Your instructions: What lines in the entries hold the string "дома"? List them.

(Dataset excerpts)
+---+

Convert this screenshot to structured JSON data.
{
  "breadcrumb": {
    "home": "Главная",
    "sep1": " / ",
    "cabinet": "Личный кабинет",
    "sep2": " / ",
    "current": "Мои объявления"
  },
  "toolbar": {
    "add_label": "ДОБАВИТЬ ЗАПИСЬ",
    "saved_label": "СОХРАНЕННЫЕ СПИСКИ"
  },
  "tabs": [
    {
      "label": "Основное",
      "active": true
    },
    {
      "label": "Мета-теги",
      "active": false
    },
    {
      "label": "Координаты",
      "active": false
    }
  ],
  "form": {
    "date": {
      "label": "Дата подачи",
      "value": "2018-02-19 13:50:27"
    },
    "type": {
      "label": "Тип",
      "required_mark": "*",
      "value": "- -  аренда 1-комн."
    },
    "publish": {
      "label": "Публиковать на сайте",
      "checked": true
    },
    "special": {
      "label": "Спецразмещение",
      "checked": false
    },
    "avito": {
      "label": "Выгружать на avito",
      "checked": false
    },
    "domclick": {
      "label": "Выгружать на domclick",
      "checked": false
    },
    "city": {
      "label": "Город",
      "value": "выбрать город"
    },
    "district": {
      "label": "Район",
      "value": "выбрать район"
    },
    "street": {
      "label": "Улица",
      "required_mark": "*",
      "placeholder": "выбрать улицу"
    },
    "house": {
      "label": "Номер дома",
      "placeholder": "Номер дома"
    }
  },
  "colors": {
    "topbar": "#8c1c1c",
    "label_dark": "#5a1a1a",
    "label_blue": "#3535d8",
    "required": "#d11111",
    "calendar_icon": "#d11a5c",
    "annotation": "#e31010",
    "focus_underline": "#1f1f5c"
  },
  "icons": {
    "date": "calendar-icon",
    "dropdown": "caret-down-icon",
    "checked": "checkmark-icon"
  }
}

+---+

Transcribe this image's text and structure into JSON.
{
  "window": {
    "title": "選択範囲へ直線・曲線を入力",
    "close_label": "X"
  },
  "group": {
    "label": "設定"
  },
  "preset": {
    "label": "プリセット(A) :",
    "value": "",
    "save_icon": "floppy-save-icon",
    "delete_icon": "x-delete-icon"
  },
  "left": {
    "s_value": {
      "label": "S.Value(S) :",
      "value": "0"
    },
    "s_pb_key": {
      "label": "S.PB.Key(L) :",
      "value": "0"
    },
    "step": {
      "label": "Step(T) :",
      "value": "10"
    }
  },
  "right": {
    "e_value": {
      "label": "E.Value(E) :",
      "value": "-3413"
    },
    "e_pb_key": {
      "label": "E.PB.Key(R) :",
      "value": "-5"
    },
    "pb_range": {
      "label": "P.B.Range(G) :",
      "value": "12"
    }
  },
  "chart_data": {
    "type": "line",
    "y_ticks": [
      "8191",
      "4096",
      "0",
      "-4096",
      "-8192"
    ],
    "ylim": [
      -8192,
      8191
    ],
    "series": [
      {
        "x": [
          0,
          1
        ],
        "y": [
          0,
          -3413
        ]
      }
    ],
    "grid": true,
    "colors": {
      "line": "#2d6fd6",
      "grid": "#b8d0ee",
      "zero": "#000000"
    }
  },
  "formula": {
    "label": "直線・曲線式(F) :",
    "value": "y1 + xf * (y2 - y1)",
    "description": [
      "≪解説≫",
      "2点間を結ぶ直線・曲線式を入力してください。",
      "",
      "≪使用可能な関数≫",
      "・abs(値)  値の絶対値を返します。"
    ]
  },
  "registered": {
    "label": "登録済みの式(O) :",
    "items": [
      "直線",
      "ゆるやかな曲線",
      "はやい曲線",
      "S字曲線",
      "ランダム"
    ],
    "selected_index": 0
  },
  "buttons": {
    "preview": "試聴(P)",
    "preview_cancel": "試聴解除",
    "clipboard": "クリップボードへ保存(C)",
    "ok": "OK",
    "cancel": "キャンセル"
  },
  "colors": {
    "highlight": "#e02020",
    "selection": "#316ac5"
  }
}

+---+

Solution:
      "label": "Номер дома",
      "placeholder": "Номер дома"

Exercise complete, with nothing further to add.